For the past fifty-five years (I just had my seventy-eighth birthday), I have been involved deeply in the problematic enterprise of pointing Latin American students toward more productive, secure, and satisfying careers, as well as a broader and more meaningful participation in governmental and social processes. The medium through which these lofty goals are defined and encouraged is higher education based on fiscal, philosophical, and societal realities. It is a most daunting task, and one that has not produced positive results at the rate that theorists propose. In short, there is a great need for more efficiency and accessibility in the process, if we are to greater achievement in the desired product (truly educated students).

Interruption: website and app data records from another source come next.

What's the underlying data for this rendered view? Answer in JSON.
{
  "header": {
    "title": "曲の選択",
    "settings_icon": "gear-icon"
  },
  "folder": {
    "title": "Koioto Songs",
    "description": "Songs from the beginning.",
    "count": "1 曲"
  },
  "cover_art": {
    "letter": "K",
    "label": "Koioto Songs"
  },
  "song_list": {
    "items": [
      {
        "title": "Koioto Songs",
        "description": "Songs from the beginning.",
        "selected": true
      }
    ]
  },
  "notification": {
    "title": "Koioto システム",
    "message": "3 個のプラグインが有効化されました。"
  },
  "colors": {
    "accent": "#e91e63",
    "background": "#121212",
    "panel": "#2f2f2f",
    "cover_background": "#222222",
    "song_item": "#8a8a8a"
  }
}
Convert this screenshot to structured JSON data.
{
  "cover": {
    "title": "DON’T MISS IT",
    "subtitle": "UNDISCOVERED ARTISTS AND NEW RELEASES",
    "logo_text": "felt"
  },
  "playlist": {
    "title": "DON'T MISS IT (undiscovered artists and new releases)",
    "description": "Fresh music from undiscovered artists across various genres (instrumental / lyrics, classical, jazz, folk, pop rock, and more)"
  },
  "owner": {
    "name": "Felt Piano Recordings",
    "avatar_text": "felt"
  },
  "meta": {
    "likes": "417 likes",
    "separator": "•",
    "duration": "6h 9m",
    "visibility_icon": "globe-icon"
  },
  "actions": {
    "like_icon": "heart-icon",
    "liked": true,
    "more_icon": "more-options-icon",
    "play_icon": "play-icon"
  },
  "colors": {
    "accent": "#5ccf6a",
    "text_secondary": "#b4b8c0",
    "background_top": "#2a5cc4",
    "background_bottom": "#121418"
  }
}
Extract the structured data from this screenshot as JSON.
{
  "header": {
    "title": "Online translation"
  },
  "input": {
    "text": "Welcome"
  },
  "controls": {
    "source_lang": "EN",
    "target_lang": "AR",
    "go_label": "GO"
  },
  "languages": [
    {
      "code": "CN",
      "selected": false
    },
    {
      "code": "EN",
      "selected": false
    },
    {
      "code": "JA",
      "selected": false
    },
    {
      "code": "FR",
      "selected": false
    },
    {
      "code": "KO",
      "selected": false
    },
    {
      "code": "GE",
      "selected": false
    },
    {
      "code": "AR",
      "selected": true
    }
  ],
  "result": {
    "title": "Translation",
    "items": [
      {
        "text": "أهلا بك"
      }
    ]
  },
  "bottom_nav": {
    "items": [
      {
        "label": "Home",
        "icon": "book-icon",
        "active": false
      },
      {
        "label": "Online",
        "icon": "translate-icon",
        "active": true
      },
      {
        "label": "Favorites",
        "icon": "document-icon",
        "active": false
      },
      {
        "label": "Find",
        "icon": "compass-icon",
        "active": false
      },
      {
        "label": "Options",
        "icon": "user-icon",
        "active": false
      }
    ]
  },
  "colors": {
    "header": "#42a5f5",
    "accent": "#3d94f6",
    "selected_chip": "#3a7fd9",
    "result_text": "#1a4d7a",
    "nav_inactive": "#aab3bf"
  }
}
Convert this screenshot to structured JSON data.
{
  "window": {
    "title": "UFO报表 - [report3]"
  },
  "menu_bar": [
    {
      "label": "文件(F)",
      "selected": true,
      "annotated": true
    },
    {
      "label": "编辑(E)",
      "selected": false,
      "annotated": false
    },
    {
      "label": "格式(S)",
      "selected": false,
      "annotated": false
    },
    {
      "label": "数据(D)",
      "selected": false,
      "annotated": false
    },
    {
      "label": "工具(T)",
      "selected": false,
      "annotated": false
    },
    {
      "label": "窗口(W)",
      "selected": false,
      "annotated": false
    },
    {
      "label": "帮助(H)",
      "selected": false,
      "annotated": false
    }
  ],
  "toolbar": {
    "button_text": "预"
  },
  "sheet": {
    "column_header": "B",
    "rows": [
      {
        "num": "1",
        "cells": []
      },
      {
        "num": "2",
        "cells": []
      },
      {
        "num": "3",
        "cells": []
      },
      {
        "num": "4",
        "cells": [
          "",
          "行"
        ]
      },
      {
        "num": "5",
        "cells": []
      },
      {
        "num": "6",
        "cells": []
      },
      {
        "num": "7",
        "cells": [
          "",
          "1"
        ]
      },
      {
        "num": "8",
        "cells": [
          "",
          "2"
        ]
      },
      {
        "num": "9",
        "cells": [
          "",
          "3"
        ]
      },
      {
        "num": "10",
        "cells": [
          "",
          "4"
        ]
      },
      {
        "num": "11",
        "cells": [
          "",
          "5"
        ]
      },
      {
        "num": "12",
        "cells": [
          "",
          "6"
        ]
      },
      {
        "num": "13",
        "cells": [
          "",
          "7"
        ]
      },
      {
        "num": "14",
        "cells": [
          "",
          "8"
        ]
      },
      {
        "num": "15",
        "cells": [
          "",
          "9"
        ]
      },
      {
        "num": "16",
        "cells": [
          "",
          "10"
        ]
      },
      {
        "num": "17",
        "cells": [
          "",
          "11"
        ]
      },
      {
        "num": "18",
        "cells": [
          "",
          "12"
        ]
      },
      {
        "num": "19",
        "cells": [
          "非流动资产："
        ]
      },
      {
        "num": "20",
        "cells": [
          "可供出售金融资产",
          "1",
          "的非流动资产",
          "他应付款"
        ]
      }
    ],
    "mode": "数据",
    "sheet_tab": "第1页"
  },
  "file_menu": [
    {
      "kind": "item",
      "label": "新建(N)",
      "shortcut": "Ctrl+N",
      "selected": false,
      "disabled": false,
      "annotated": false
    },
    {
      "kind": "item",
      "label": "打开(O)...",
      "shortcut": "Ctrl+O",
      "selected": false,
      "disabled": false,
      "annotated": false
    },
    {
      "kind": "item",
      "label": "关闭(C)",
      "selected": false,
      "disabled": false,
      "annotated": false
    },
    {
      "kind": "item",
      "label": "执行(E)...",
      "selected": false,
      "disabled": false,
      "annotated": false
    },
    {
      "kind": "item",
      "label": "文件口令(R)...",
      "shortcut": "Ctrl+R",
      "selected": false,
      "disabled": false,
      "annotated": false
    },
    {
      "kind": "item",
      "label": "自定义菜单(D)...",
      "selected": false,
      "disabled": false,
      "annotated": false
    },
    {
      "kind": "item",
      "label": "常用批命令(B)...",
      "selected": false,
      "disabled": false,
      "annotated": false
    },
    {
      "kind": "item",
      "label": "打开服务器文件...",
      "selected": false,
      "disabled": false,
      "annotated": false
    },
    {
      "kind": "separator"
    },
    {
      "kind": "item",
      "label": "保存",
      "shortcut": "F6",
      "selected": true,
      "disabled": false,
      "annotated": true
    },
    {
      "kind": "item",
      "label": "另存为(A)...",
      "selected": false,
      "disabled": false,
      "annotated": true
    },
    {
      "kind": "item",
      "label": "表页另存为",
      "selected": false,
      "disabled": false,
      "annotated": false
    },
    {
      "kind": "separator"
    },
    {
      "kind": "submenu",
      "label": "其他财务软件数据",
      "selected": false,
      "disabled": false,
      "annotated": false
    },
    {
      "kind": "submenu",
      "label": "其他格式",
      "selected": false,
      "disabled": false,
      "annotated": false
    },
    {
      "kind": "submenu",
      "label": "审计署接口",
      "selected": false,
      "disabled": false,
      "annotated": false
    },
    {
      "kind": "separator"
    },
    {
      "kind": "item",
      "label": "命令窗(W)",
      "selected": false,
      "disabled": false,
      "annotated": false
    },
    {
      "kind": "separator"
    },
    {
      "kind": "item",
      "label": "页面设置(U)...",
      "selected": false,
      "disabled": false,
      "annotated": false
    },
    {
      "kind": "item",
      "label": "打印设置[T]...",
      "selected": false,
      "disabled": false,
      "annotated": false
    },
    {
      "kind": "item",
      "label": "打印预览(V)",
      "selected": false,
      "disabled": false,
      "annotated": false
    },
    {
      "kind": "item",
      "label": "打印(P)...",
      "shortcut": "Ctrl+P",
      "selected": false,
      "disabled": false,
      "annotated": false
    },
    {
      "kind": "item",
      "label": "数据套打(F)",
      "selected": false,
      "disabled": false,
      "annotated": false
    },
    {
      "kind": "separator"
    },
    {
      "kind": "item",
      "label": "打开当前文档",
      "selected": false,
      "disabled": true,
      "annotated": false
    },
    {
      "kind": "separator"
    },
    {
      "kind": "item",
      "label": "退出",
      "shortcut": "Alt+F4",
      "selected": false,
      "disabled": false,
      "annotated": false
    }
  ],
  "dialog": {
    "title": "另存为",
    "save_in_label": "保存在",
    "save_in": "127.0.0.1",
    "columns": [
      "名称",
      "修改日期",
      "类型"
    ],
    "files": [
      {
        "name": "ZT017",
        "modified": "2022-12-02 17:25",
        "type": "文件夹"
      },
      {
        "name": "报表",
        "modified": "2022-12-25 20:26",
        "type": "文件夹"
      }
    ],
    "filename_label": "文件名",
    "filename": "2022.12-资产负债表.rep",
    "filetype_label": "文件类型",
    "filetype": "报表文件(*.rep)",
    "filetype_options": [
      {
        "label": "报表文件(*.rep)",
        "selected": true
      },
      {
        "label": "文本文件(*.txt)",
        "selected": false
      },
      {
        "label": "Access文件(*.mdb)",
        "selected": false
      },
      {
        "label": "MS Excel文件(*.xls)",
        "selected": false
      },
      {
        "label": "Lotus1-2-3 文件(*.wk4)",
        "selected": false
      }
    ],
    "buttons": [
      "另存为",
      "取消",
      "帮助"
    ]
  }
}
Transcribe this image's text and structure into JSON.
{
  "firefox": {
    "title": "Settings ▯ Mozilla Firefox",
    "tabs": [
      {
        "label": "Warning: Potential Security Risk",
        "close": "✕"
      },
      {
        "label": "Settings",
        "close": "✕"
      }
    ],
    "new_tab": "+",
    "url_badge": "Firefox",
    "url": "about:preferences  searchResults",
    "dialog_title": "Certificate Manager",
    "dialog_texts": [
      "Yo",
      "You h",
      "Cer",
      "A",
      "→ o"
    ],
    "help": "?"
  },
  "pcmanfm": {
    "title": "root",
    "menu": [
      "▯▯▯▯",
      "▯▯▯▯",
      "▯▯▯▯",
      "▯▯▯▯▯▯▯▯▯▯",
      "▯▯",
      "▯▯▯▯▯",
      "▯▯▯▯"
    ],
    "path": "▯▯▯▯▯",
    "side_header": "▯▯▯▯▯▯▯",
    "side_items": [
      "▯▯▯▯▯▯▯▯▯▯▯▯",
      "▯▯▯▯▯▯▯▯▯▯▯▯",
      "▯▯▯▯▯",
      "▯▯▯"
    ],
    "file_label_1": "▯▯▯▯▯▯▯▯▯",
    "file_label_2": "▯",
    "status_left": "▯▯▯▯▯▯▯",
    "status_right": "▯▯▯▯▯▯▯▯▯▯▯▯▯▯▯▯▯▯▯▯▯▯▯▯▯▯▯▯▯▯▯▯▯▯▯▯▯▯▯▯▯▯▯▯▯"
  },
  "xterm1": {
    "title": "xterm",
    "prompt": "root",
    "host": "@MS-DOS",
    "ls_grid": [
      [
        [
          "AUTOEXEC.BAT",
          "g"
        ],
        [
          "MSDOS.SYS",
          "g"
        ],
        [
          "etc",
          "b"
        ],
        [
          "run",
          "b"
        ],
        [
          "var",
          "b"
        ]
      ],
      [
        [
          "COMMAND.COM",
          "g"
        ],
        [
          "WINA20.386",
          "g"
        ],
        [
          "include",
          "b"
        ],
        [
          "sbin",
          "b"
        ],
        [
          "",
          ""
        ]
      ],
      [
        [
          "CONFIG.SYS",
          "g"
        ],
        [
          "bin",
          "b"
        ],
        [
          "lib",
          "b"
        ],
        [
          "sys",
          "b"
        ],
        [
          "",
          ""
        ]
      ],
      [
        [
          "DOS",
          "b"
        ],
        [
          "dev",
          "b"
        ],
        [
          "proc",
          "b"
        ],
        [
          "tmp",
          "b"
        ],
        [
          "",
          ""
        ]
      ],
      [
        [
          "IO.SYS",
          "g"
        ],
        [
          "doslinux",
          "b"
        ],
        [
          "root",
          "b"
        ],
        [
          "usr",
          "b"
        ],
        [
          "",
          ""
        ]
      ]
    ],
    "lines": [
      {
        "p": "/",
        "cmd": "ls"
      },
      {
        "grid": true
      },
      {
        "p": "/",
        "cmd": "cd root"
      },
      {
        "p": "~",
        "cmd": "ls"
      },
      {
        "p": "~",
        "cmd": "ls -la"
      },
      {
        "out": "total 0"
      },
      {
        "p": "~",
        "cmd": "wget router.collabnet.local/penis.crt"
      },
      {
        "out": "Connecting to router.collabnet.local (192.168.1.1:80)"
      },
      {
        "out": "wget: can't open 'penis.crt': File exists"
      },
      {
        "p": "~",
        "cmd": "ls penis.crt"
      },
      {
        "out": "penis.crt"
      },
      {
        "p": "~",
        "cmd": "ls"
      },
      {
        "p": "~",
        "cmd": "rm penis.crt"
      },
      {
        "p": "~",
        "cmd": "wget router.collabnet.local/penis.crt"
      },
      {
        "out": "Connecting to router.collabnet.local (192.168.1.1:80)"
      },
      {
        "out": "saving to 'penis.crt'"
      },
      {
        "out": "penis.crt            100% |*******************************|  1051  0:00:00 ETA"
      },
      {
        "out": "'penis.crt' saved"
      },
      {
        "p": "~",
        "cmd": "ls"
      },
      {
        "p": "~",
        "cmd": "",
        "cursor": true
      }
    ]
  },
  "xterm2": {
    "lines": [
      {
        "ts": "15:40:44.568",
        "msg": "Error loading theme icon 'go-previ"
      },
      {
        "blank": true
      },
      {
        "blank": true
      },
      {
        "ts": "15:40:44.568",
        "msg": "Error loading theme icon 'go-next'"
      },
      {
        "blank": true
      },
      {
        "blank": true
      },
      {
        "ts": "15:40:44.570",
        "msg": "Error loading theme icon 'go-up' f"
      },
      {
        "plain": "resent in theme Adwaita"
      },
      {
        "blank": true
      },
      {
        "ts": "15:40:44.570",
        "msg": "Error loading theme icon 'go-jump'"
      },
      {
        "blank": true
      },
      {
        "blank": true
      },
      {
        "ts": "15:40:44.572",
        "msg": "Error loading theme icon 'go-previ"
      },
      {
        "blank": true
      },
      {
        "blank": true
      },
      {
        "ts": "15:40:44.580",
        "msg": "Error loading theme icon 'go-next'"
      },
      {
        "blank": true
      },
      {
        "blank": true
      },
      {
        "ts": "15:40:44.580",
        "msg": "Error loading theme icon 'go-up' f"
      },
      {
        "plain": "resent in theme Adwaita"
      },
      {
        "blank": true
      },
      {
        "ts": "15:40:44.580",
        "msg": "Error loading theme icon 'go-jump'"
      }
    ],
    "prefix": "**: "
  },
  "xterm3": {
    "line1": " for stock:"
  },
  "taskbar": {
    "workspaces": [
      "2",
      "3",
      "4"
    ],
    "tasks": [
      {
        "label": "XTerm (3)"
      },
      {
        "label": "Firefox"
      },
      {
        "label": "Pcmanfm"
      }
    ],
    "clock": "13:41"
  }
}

Significant change begins with a sometimes-radical-but-always-new perspective. And that is precisely what I have found in Mark Hamilton’s challenging proposals for better health, greater prosperity, functional government, and exciting personal relationships. Worthy of special mention for their dynamic role in my “perspective transformation” are the unassailable tenets of the Prime Law, and the Twelve Visions World. Of course, I am anxious to see these principles take effect in our country, and I am confident that they will eventually find acceptance not only in Latin America, but throughout the world.